Every year more than 400 people gather at the Empire State Building to take part in a grueling run up the building's 1,576 steps. Last year I was one of those people, churning my legs, gasping for air and climbing higher and higher above the city skyline. What I always remember about that day was not my triumphant finish, or the calories I burned, but the 73-year-old man I ran alongside and the way he inspired me to rise to the challenge. It's easy to make excuses in life, but when we come face to face with people who refuse to let excuses get in their way it makes us push harder. How can I, a young fitness instructor, slow down if this man has clearly never slowed down in 70 years? It's these sorts of experiences that become fuel, not only in the gym, but throughout your life.
A couple weeks ago New York City was buzzing as 50,000 runners made their way through the five boroughs of New York, en route to completing the NYC Marathon. Watching the steady flow of runners, all with their different backgrounds and personal histories, one can't help but feel inspired. The streets lined with cheering fans, signs of support adorning the buildings and volunteers dedicating their time to assist the competitors. Seeing many of the runners finish hand in hand, or alongside loved ones, it almost calls the term "competitor" into question. Yes, this is a competition with world class Olympians vying for a top spot, but the majority of participants are ordinary people who have taken on an extraordinary challenge, and have found that they have the support of everyone around them. Receiving phone calls from friends, pep talks from family and the camaraderie with others enduring the challenge are irreplaceable experiences.
"I am not bound to win, but I am bound to be true." -- Abraham Lincoln
At the 1992 Summer Olympics in Barcelona, Derek Redmond was halfway through a 400m race when his hamstring suddenly popped.
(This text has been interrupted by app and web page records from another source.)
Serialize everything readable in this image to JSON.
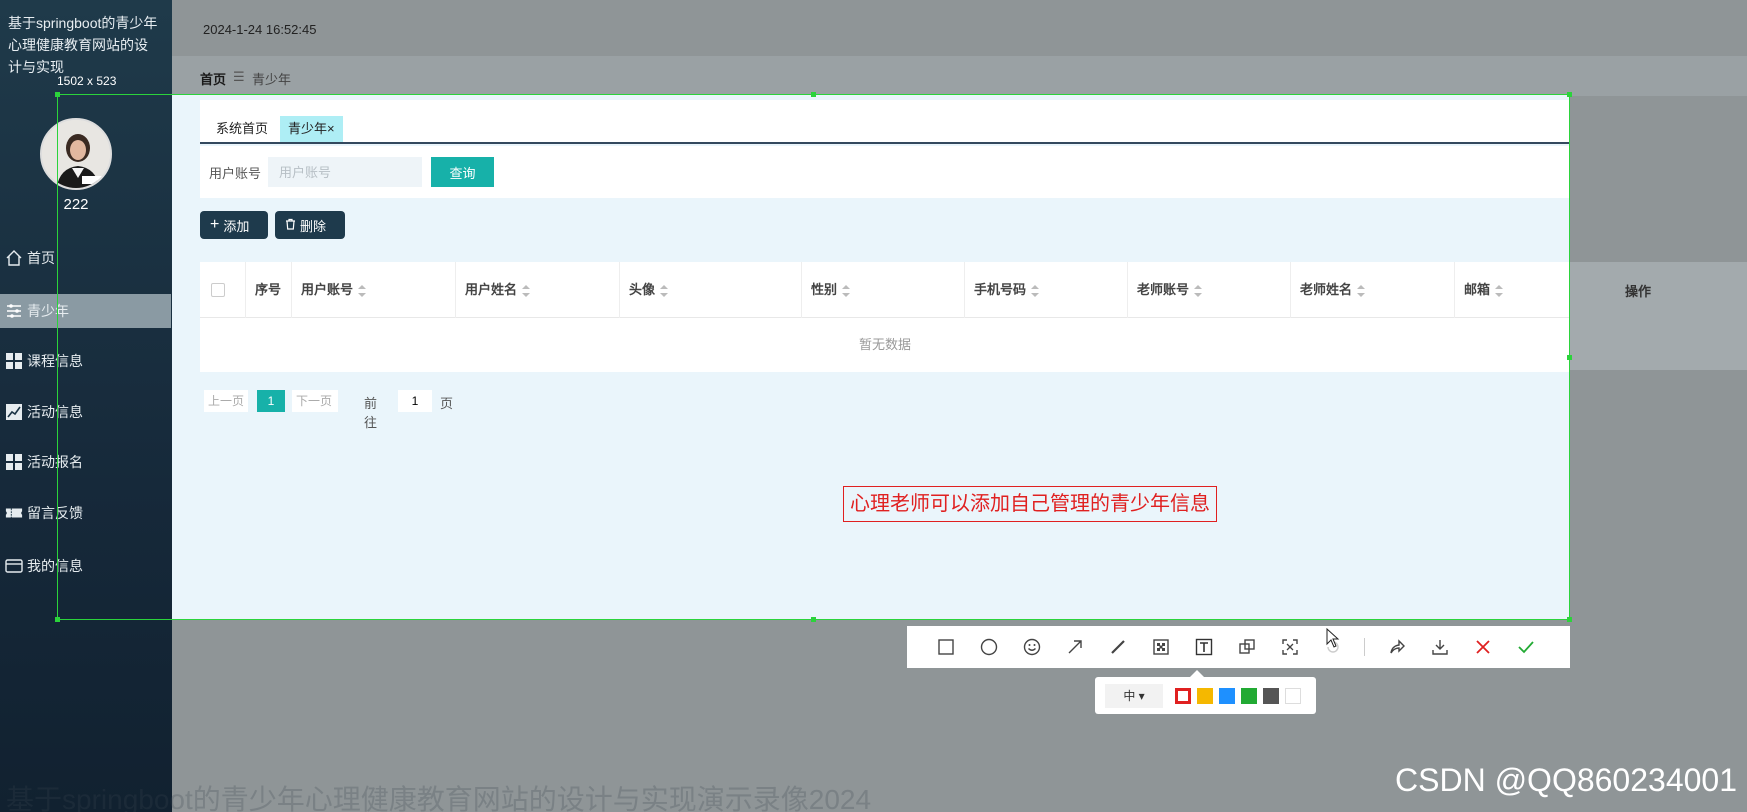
{
  "app": {
    "title": "基于springboot的青少年心理健康教育网站的设计与实现",
    "datetime": "2024-1-24 16:52:45"
  },
  "selection": {
    "size_label": "1502 x 523"
  },
  "user": {
    "name": "222"
  },
  "sidebar": {
    "items": [
      {
        "label": "首页",
        "icon": "home-icon"
      },
      {
        "label": "青少年",
        "icon": "sliders-icon",
        "active": true
      },
      {
        "label": "课程信息",
        "icon": "grid-icon"
      },
      {
        "label": "活动信息",
        "icon": "chart-icon"
      },
      {
        "label": "活动报名",
        "icon": "grid-icon"
      },
      {
        "label": "留言反馈",
        "icon": "ticket-icon"
      },
      {
        "label": "我的信息",
        "icon": "card-icon"
      }
    ]
  },
  "breadcrumb": {
    "home": "首页",
    "separator": "☰",
    "current": "青少年"
  },
  "tabs": [
    {
      "label": "系统首页"
    },
    {
      "label": "青少年×",
      "active": true
    }
  ],
  "search": {
    "label": "用户账号",
    "placeholder": "用户账号",
    "button": "查询"
  },
  "actions": {
    "add": "添加",
    "delete": "删除"
  },
  "table": {
    "columns": [
      "序号",
      "用户账号",
      "用户姓名",
      "头像",
      "性别",
      "手机号码",
      "老师账号",
      "老师姓名",
      "邮箱",
      "操作"
    ],
    "empty_text": "暂无数据"
  },
  "pager": {
    "prev": "上一页",
    "current": "1",
    "next": "下一页",
    "goto_label": "前往",
    "goto_value": "1",
    "suffix": "页"
  },
  "annotation": {
    "text": "心理老师可以添加自己管理的青少年信息"
  },
  "toolbar": {
    "tools": [
      "rectangle-icon",
      "circle-icon",
      "emoji-icon",
      "arrow-icon",
      "pen-icon",
      "mosaic-icon",
      "text-icon",
      "pin-icon",
      "ocr-icon",
      "undo-icon",
      "share-icon",
      "save-icon",
      "cancel-icon",
      "confirm-icon"
    ],
    "size": "中",
    "colors": [
      "#e02020",
      "#f5b800",
      "#1e90ff",
      "#22aa33",
      "#555555",
      "#ffffff"
    ]
  },
  "watermark": {
    "left": "基于springboot的青少年心理健康教育网站的设计与实现演示录像2024",
    "right": "CSDN @QQ860234001"
  }
}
Rather than allow the medical staff to take him off on a stretcher, Derek, with the help of his father, limped his way across the finish line. Afterwards Derek's father said, "I'm the proudest father alive. I'm prouder of him than I would have been if he had won the gold medal." Be proud of whatever victories you are making in your own life, despite how it stacks up against others. Challenging yourself is a personal commitment. Comparing your performance to others can weigh you down emotionally, rather than letting your personal best lift you up. Be your own competitor and motivator as you prepare for whatever challenge lies ahead, and make sure, even if you have to limp, that you have integrity through to the end.
What is a challenge that seems daunting in your life, yet deep down your heart wants to tackle it? It could be a 30-day abs challenge, a walkathon, a mountain climb, a bike ride -- anything that goes just beyond what you think you're capable of. Get creative and explore the events, races, climbs and challenges in and around your area. There are so many incredible, inspiring individuals who will cheer you on and be equally inspired by your efforts. Demonstrating to yourself that you can go above and beyond provides an inner strength that shines into every area of your life. That's putting the change in challenge.